Garlic is one of the oldest known flavouring and seasoning. This delicious herb has infused itself into the culinary traditions of many civilisations across the world, old and new. Originally native to the Middle Asia, the Sumerians were utilising the healing qualities of garlic as early as 2600-2100 BC. In ancient China, garlic was one of the most commonly used remedies owing to its heating and stimulating effects. Ancient Indian’s medicinal uses of garlic were to remedy lack of appetite, common weakness, coughs, skin diseases, rheumatism and haemorrhoids. Egyptians fed garlic to their slaves as a nutritional supplement to make them strong and capable of working long hours. The Ancient Israelis used garlic to enhance blood pressure, heat the body and kill parasites.
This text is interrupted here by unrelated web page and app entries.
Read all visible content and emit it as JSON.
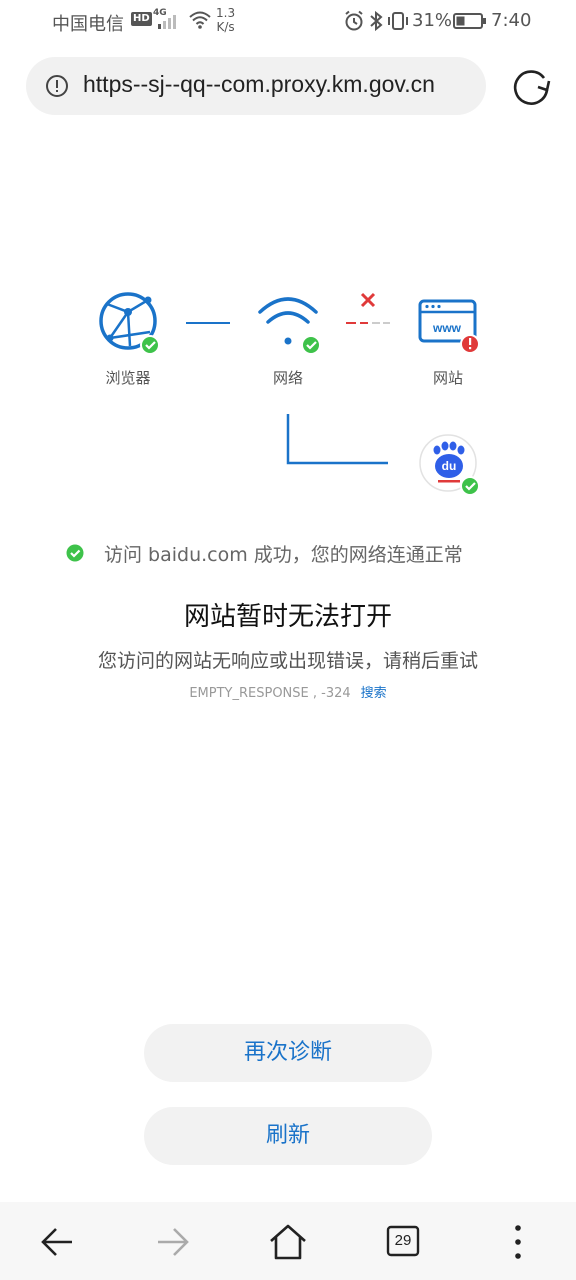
{
  "status_bar": {
    "carrier": "中国电信",
    "hd_badge": "HD",
    "network_type": "4G",
    "speed_value": "1.3",
    "speed_unit": "K/s",
    "battery_percent": "31%",
    "time": "7:40",
    "icons": [
      "signal-icon",
      "wifi-icon",
      "alarm-icon",
      "bluetooth-icon",
      "vibrate-icon",
      "battery-icon"
    ]
  },
  "address_bar": {
    "url": "https--sj--qq--com.proxy.km.gov.cn",
    "info_icon": "info-icon",
    "reload_icon": "reload-icon"
  },
  "diagram": {
    "nodes": [
      {
        "label": "浏览器",
        "icon": "globe-icon",
        "status": "ok"
      },
      {
        "label": "网络",
        "icon": "wifi-icon",
        "status": "ok"
      },
      {
        "label": "网站",
        "icon": "website-icon",
        "status": "error",
        "badge_text": "www"
      }
    ],
    "probe": {
      "icon": "baidu-paw-icon",
      "status": "ok",
      "logo_text": "du"
    },
    "colors": {
      "primary": "#1a73c9",
      "ok": "#3ec24a",
      "error": "#e03a3a"
    }
  },
  "messages": {
    "success": "访问 baidu.com 成功，您的网络连通正常",
    "title": "网站暂时无法打开",
    "description": "您访问的网站无响应或出现错误，请稍后重试",
    "error_code": "EMPTY_RESPONSE , -324",
    "search_link": "搜索"
  },
  "buttons": {
    "diagnose": "再次诊断",
    "refresh": "刷新"
  },
  "bottom_nav": {
    "tabs_count": "29",
    "items": [
      "back-icon",
      "forward-icon",
      "home-icon",
      "tabs-icon",
      "menu-icon"
    ]
  }
}
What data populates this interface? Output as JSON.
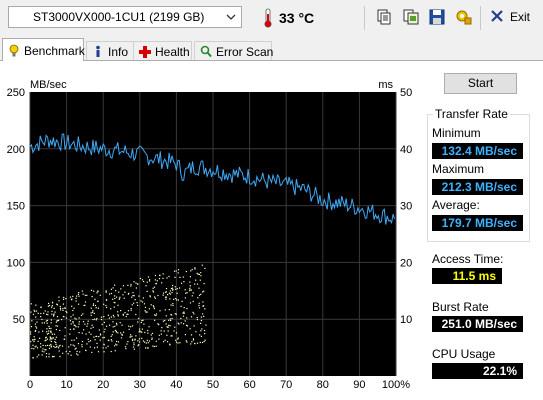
{
  "toolbar": {
    "drive": "ST3000VX000-1CU1 (2199 GB)",
    "temperature": "33 °C",
    "exit_label": "Exit"
  },
  "tabs": [
    {
      "label": "Benchmark",
      "icon": "benchmark-icon",
      "active": true
    },
    {
      "label": "Info",
      "icon": "info-icon",
      "active": false
    },
    {
      "label": "Health",
      "icon": "health-cross-icon",
      "active": false
    },
    {
      "label": "Error Scan",
      "icon": "error-scan-icon",
      "active": false
    }
  ],
  "start_label": "Start",
  "stats": {
    "transfer_rate_title": "Transfer Rate",
    "minimum_label": "Minimum",
    "minimum_value": "132.4 MB/sec",
    "maximum_label": "Maximum",
    "maximum_value": "212.3 MB/sec",
    "average_label": "Average:",
    "average_value": "179.7 MB/sec",
    "access_time_label": "Access Time:",
    "access_time_value": "11.5 ms",
    "burst_rate_label": "Burst Rate",
    "burst_rate_value": "251.0 MB/sec",
    "cpu_usage_label": "CPU Usage",
    "cpu_usage_value": "22.1%"
  },
  "colors": {
    "transfer_line": "#3fa9f5",
    "access_points": "#ffffc0",
    "grid": "#3a3a3a",
    "background": "#000000"
  },
  "chart_data": {
    "type": "line",
    "left_unit": "MB/sec",
    "right_unit": "ms",
    "x_ticks": [
      "0",
      "10",
      "20",
      "30",
      "40",
      "50",
      "60",
      "70",
      "80",
      "90",
      "100%"
    ],
    "y_left_ticks": [
      "250",
      "200",
      "150",
      "100",
      "50"
    ],
    "y_right_ticks": [
      "50",
      "40",
      "30",
      "20",
      "10"
    ],
    "xlim": [
      0,
      100
    ],
    "ylim_left": [
      0,
      250
    ],
    "ylim_right": [
      0,
      50
    ],
    "grid": true,
    "series": [
      {
        "axis": "left",
        "x": [
          0,
          5,
          10,
          15,
          20,
          25,
          30,
          35,
          40,
          42,
          45,
          50,
          55,
          60,
          65,
          70,
          75,
          80,
          85,
          90,
          95,
          100
        ],
        "values": [
          202,
          208,
          205,
          202,
          200,
          198,
          195,
          191,
          187,
          178,
          185,
          182,
          178,
          176,
          171,
          168,
          164,
          155,
          152,
          148,
          143,
          138
        ]
      },
      {
        "axis": "right",
        "type": "scatter",
        "x_range": [
          0,
          48
        ],
        "value_range_start": [
          3,
          13
        ],
        "value_range_end": [
          6,
          20
        ]
      }
    ]
  }
}
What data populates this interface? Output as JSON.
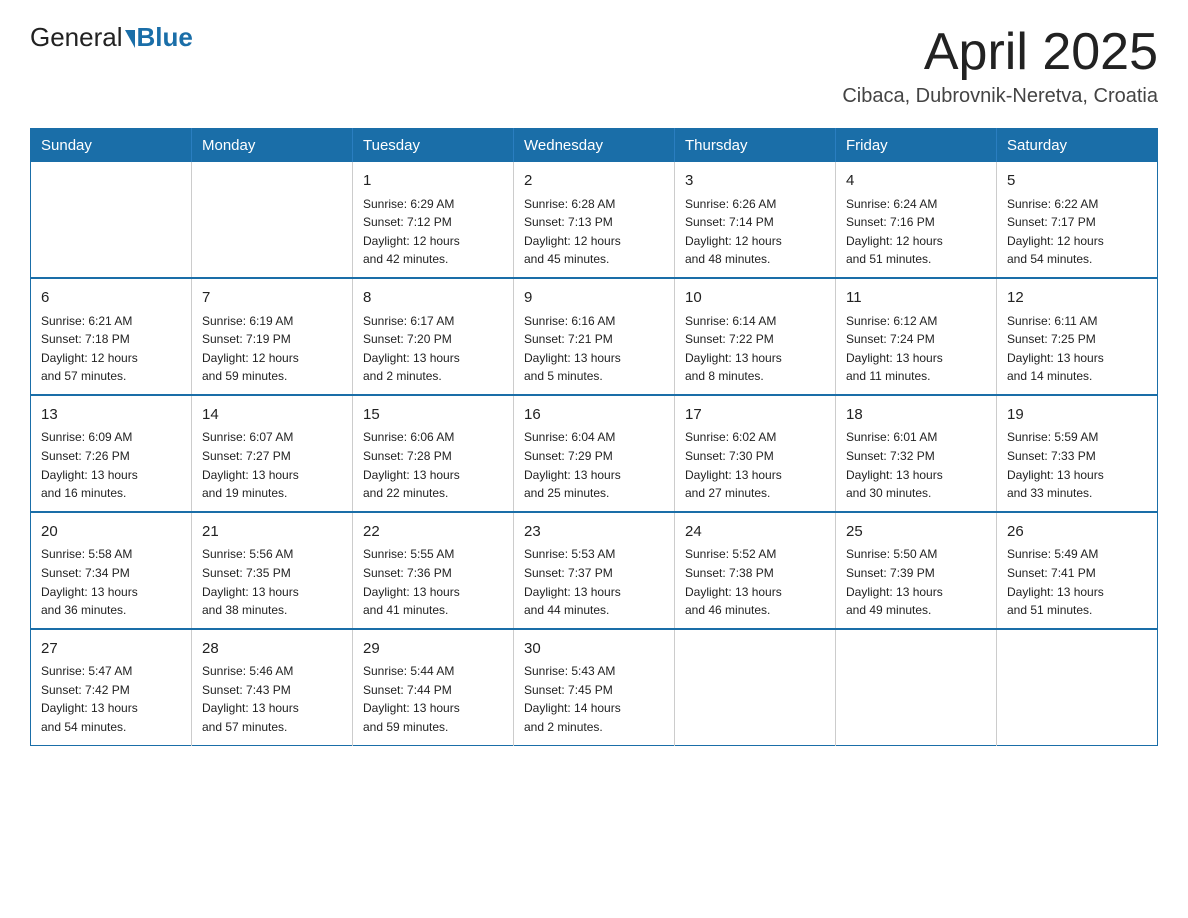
{
  "logo": {
    "general": "General",
    "blue": "Blue"
  },
  "title": "April 2025",
  "subtitle": "Cibaca, Dubrovnik-Neretva, Croatia",
  "header": {
    "colors": {
      "bg": "#1a6ea8"
    }
  },
  "days_of_week": [
    "Sunday",
    "Monday",
    "Tuesday",
    "Wednesday",
    "Thursday",
    "Friday",
    "Saturday"
  ],
  "weeks": [
    [
      {
        "day": "",
        "info": ""
      },
      {
        "day": "",
        "info": ""
      },
      {
        "day": "1",
        "info": "Sunrise: 6:29 AM\nSunset: 7:12 PM\nDaylight: 12 hours\nand 42 minutes."
      },
      {
        "day": "2",
        "info": "Sunrise: 6:28 AM\nSunset: 7:13 PM\nDaylight: 12 hours\nand 45 minutes."
      },
      {
        "day": "3",
        "info": "Sunrise: 6:26 AM\nSunset: 7:14 PM\nDaylight: 12 hours\nand 48 minutes."
      },
      {
        "day": "4",
        "info": "Sunrise: 6:24 AM\nSunset: 7:16 PM\nDaylight: 12 hours\nand 51 minutes."
      },
      {
        "day": "5",
        "info": "Sunrise: 6:22 AM\nSunset: 7:17 PM\nDaylight: 12 hours\nand 54 minutes."
      }
    ],
    [
      {
        "day": "6",
        "info": "Sunrise: 6:21 AM\nSunset: 7:18 PM\nDaylight: 12 hours\nand 57 minutes."
      },
      {
        "day": "7",
        "info": "Sunrise: 6:19 AM\nSunset: 7:19 PM\nDaylight: 12 hours\nand 59 minutes."
      },
      {
        "day": "8",
        "info": "Sunrise: 6:17 AM\nSunset: 7:20 PM\nDaylight: 13 hours\nand 2 minutes."
      },
      {
        "day": "9",
        "info": "Sunrise: 6:16 AM\nSunset: 7:21 PM\nDaylight: 13 hours\nand 5 minutes."
      },
      {
        "day": "10",
        "info": "Sunrise: 6:14 AM\nSunset: 7:22 PM\nDaylight: 13 hours\nand 8 minutes."
      },
      {
        "day": "11",
        "info": "Sunrise: 6:12 AM\nSunset: 7:24 PM\nDaylight: 13 hours\nand 11 minutes."
      },
      {
        "day": "12",
        "info": "Sunrise: 6:11 AM\nSunset: 7:25 PM\nDaylight: 13 hours\nand 14 minutes."
      }
    ],
    [
      {
        "day": "13",
        "info": "Sunrise: 6:09 AM\nSunset: 7:26 PM\nDaylight: 13 hours\nand 16 minutes."
      },
      {
        "day": "14",
        "info": "Sunrise: 6:07 AM\nSunset: 7:27 PM\nDaylight: 13 hours\nand 19 minutes."
      },
      {
        "day": "15",
        "info": "Sunrise: 6:06 AM\nSunset: 7:28 PM\nDaylight: 13 hours\nand 22 minutes."
      },
      {
        "day": "16",
        "info": "Sunrise: 6:04 AM\nSunset: 7:29 PM\nDaylight: 13 hours\nand 25 minutes."
      },
      {
        "day": "17",
        "info": "Sunrise: 6:02 AM\nSunset: 7:30 PM\nDaylight: 13 hours\nand 27 minutes."
      },
      {
        "day": "18",
        "info": "Sunrise: 6:01 AM\nSunset: 7:32 PM\nDaylight: 13 hours\nand 30 minutes."
      },
      {
        "day": "19",
        "info": "Sunrise: 5:59 AM\nSunset: 7:33 PM\nDaylight: 13 hours\nand 33 minutes."
      }
    ],
    [
      {
        "day": "20",
        "info": "Sunrise: 5:58 AM\nSunset: 7:34 PM\nDaylight: 13 hours\nand 36 minutes."
      },
      {
        "day": "21",
        "info": "Sunrise: 5:56 AM\nSunset: 7:35 PM\nDaylight: 13 hours\nand 38 minutes."
      },
      {
        "day": "22",
        "info": "Sunrise: 5:55 AM\nSunset: 7:36 PM\nDaylight: 13 hours\nand 41 minutes."
      },
      {
        "day": "23",
        "info": "Sunrise: 5:53 AM\nSunset: 7:37 PM\nDaylight: 13 hours\nand 44 minutes."
      },
      {
        "day": "24",
        "info": "Sunrise: 5:52 AM\nSunset: 7:38 PM\nDaylight: 13 hours\nand 46 minutes."
      },
      {
        "day": "25",
        "info": "Sunrise: 5:50 AM\nSunset: 7:39 PM\nDaylight: 13 hours\nand 49 minutes."
      },
      {
        "day": "26",
        "info": "Sunrise: 5:49 AM\nSunset: 7:41 PM\nDaylight: 13 hours\nand 51 minutes."
      }
    ],
    [
      {
        "day": "27",
        "info": "Sunrise: 5:47 AM\nSunset: 7:42 PM\nDaylight: 13 hours\nand 54 minutes."
      },
      {
        "day": "28",
        "info": "Sunrise: 5:46 AM\nSunset: 7:43 PM\nDaylight: 13 hours\nand 57 minutes."
      },
      {
        "day": "29",
        "info": "Sunrise: 5:44 AM\nSunset: 7:44 PM\nDaylight: 13 hours\nand 59 minutes."
      },
      {
        "day": "30",
        "info": "Sunrise: 5:43 AM\nSunset: 7:45 PM\nDaylight: 14 hours\nand 2 minutes."
      },
      {
        "day": "",
        "info": ""
      },
      {
        "day": "",
        "info": ""
      },
      {
        "day": "",
        "info": ""
      }
    ]
  ]
}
With its nutritional value and vast medicinal benefits, garlic is a plant in the Allium (onion) family. It is closely related to onions, shallots and leeks. Each segment of a garlic bulb is called a clove. Garlic grows in many parts of the world and is a popular ingredient in cooking due to its strong smell and delicious taste. Garlic contains Manganese, Vitamin C, Vitamin B6 Selenium, Calcium, Copper, Potassium, Iron and trace elements of other various nutrients.
Garlic is still widely used today for its health benefits to the immune system, assisting to combat the common colds and flu. Its active compounds can also help to reduce inflammation and blood pressure. Garlic contains antioxidants that may contribute to preventing ageing diseases due to oxidative damage. Garlic oil is great home remedy for ear aches and ear infections, treat intestinal issues, cure wounds, prevent cancer, and relieve excess gas, tooth ache relief, Its natural anti-fungal properties are good for relieving athletes foot. It can also be used as a mosquito repellent.
Garlic adds amazing flavour to any recipe, why not try one of these delicious dishes:
In a large saucepan, heat olive oil over medium heat. Add onion, carrots and celery and cook until tender, about 10 minutes. Add broth and garlic and bring to a boil; reduce heat and cook 20 minutes, until carrots are very tender. Add drained beans and rosemary; cook 10 more minutes. In a blender, puree half the soup until smooth. Stir to combine.
This veggie-loaded version of beef and broccoli is much healthier than the takeaway. To make the Chinese-food classic at home, cook meat and vegetables stir-fry style with plenty of garlic, sesame oil, and spring onions.
Divide the asparagus evenly between the foil sprinkle lightly with salt and pepper, top with a lemon slice, and set aside. Pat the fish dry with paper towels, and season.
Using a fork, combine a small amount of butter, lemon zest and juice, herbs, garlic, pepper flakes, and salt and pepper to taste. Spread 1 tablespoon of the mixture on each piece of fish. Carefully transfer each piece of fish to the foil.
Bake until the fish is just cooked through and the asparagus is crisp-tender, 15-20 minutes. Serve whilst hot.